=== Records shown ===

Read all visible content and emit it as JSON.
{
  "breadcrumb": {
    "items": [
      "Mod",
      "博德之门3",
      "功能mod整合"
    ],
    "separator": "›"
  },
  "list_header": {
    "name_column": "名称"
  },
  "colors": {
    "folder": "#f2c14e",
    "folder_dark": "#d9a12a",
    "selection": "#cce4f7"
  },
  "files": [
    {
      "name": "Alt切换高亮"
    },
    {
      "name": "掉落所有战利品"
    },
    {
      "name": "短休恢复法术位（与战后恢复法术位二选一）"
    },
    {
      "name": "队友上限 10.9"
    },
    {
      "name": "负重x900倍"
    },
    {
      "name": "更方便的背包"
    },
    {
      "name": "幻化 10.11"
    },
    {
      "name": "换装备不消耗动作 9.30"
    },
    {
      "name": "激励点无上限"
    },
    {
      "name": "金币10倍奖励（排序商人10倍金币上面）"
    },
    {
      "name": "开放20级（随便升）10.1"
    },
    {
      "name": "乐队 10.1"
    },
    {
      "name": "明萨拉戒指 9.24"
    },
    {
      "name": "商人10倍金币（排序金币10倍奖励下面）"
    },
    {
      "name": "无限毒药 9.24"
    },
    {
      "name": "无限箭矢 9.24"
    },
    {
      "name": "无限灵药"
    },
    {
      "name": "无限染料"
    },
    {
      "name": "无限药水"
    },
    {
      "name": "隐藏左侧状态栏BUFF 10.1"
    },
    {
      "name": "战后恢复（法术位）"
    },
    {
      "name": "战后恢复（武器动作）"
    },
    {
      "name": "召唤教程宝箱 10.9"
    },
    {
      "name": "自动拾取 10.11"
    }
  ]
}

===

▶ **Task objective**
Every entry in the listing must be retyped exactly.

▶ **Task answer**
Read all visible content and emit it as JSON.
{
  "breadcrumb": {
    "items": [
      "Mod",
      "博德之门3",
      "功能mod整合"
    ],
    "separator": "›"
  },
  "list_header": {
    "name_column": "名称"
  },
  "colors": {
    "folder": "#f2c14e",
    "folder_dark": "#d9a12a",
    "selection": "#cce4f7"
  },
  "files": [
    {
      "name": "Alt切换高亮"
    },
    {
      "name": "掉落所有战利品"
    },
    {
      "name": "短休恢复法术位（与战后恢复法术位二选一）"
    },
    {
      "name": "队友上限 10.9"
    },
    {
      "name": "负重x900倍"
    },
    {
      "name": "更方便的背包"
    },
    {
      "name": "幻化 10.11"
    },
    {
      "name": "换装备不消耗动作 9.30"
    },
    {
      "name": "激励点无上限"
    },
    {
      "name": "金币10倍奖励（排序商人10倍金币上面）"
    },
    {
      "name": "开放20级（随便升）10.1"
    },
    {
      "name": "乐队 10.1"
    },
    {
      "name": "明萨拉戒指 9.24"
    },
    {
      "name": "商人10倍金币（排序金币10倍奖励下面）"
    },
    {
      "name": "无限毒药 9.24"
    },
    {
      "name": "无限箭矢 9.24"
    },
    {
      "name": "无限灵药"
    },
    {
      "name": "无限染料"
    },
    {
      "name": "无限药水"
    },
    {
      "name": "隐藏左侧状态栏BUFF 10.1"
    },
    {
      "name": "战后恢复（法术位）"
    },
    {
      "name": "战后恢复（武器动作）"
    },
    {
      "name": "召唤教程宝箱 10.9"
    },
    {
      "name": "自动拾取 10.11"
    }
  ]
}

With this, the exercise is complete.